Part two, I eliminate negative people from my life almost as soon as I realize they are toxic.

2016 was a year filled with negative bombardment, the media marketed hate, distrust and negativity.  It was everywhere on all media, in all directions.  In addition, it was the topic people wanted to get to, as soon as they could, in any gathering, party, bowling, church, anywhere.

My answer was simple; I shut down my social media accounts, I confined my television viewing to pure entertainment without agendas and I subscribed to emergency news flashes of dire potential happenings or disasters, (this, so I would be aware of a nuclear attack were it to occur.)

Thanks to caller ID I have successfully avoided all negative people quite effectively.

I have launched three personal service businesses and am currently writing a new novel, all of which require my involvement with human beings.  You would be surprised that once you set the tone of positivity in personal interactions, it is both easy and fulfilling to keep the interaction on a positive track.  People want to be positive but don’t know how, but wow, are they attracted to an aura of positivity.

I wish I could say that I have some hope that now that we are on the cusp of change, all the toxic negativity will disappear from the media and from peoples’ conversations and all will move on to hope for the future…but it won’t.

Those of us that have lived more than half of our lives have no time for this nonsense.
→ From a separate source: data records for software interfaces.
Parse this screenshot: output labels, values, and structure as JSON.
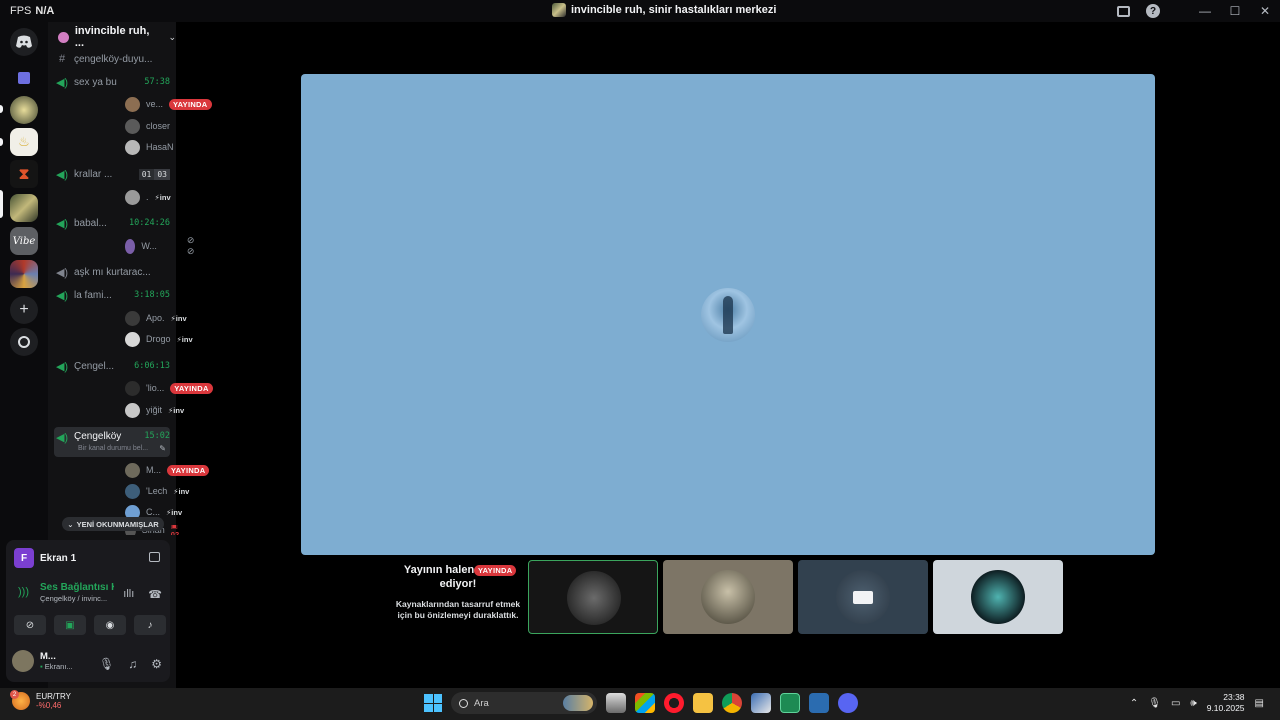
{
  "titlebar": {
    "fps_label": "FPS",
    "fps_value": "N/A",
    "window_title": "invincible ruh, sinir hastalıkları merkezi"
  },
  "server": {
    "name": "invincible ruh, ...",
    "channels": [
      {
        "name": "çengelköy-duyu..."
      },
      {
        "name": "sex ya bu",
        "time": "57:38"
      },
      {
        "name": "krallar ...",
        "count_a": "01",
        "count_b": "03"
      },
      {
        "name": "babal...",
        "time": "10:24:26"
      },
      {
        "name": "aşk mı kurtarac..."
      },
      {
        "name": "la fami...",
        "time": "3:18:05"
      },
      {
        "name": "Çengel...",
        "time": "6:06:13"
      },
      {
        "name": "Çengelköy",
        "time": "15:02",
        "status": "Bir kanal durumu bel..."
      }
    ],
    "users": [
      {
        "name": "ve...",
        "live": "YAYINDA"
      },
      {
        "name": "closer"
      },
      {
        "name": "HasaN"
      },
      {
        "name": ".",
        "tag": "inv"
      },
      {
        "name": "W..."
      },
      {
        "name": "Apo.",
        "tag": "inv"
      },
      {
        "name": "Drogo",
        "tag": "inv"
      },
      {
        "name": "'lio...",
        "live": "YAYINDA"
      },
      {
        "name": "yiğit",
        "tag": "inv"
      },
      {
        "name": "M...",
        "live": "YAYINDA"
      },
      {
        "name": "'Lech",
        "tag": "inv"
      },
      {
        "name": "C...",
        "tag": "inv"
      },
      {
        "name": "Sinan",
        "tag": "02"
      }
    ],
    "unread_label": "YENİ OKUNMAMIŞLAR"
  },
  "panel": {
    "screen_letter": "F",
    "screen_title": "Ekran 1",
    "voice_status": "Ses Bağlantısı K",
    "voice_channel": "Çengelköy / invinc...",
    "user_name": "M...",
    "user_status": "Ekranı..."
  },
  "stage": {
    "paused_title": "Yayının halen devam ediyor!",
    "paused_desc": "Kaynaklarından tasarruf etmek için bu önizlemeyi duraklattık.",
    "live_badge": "YAYINDA"
  },
  "taskbar": {
    "ticker_name": "EUR/TRY",
    "ticker_value": "-%0,46",
    "ticker_badge": "2",
    "search_label": "Ara",
    "time": "23:38",
    "date": "9.10.2025"
  },
  "colors": {
    "stream_bg": "#7eadd1",
    "live_red": "#da373c",
    "voice_green": "#23a55a",
    "selected_border": "#3ba55d"
  }
}
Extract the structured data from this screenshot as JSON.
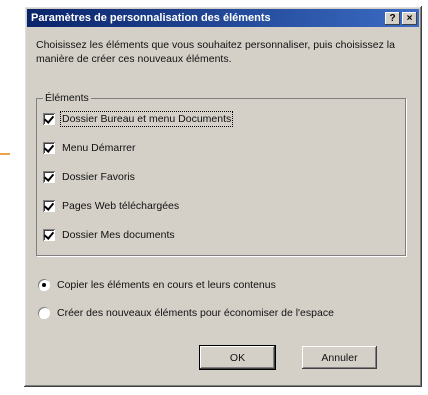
{
  "dialog": {
    "title": "Paramètres de personnalisation des éléments",
    "help_button": "?",
    "close_button": "×"
  },
  "description": "Choisissez les éléments que vous souhaitez personnaliser, puis choisissez la manière de créer ces nouveaux éléments.",
  "items_group": {
    "label": "Éléments",
    "items": [
      {
        "label": "Dossier Bureau et menu Documents",
        "checked": true
      },
      {
        "label": "Menu Démarrer",
        "checked": true
      },
      {
        "label": "Dossier Favoris",
        "checked": true
      },
      {
        "label": "Pages Web téléchargées",
        "checked": true
      },
      {
        "label": "Dossier Mes documents",
        "checked": true
      }
    ]
  },
  "options": [
    {
      "label": "Copier les éléments en cours et leurs contenus",
      "selected": true
    },
    {
      "label": "Créer des nouveaux éléments pour économiser de l'espace",
      "selected": false
    }
  ],
  "buttons": {
    "ok": "OK",
    "cancel": "Annuler"
  }
}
In the words of Johnny Mercer and Harold Arlen in the song by Bing Crosby;

You got to accentuate the positive
Eliminate the negative
And latch on to the affirmative
Don’t mess with mister in between
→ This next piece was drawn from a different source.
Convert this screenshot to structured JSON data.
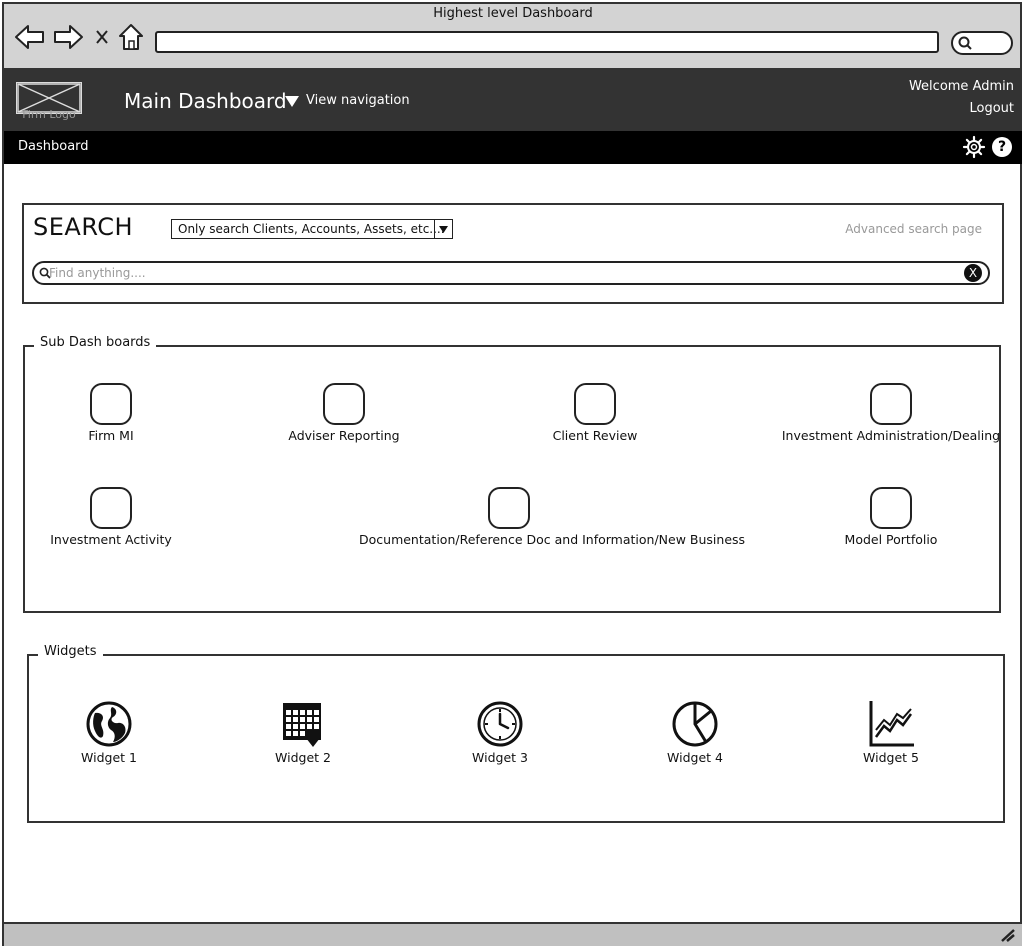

…and if you are not successful with your quest to be a happy and positive person today, wait twenty-four-hours, you get a chance to put today behind you and get it right tomorrow.

Don’t lose faith and don’t give up, it took me ten years, but once I got it, it changed my life forever.  Positivity is as natural and effortless to me today as is breathing.

Put the toxicity of yesterdays behind you and think of them only to learn, then embrace today and your tomorrows and allow yourself to reach for the stars.  You have nothing to lose and everything to gain.

G. Hugh Bodell is an Author, Satirist, Journalist and Publisher;
Visit him and his books at:

© Copyright G. Hugh Bodell 2017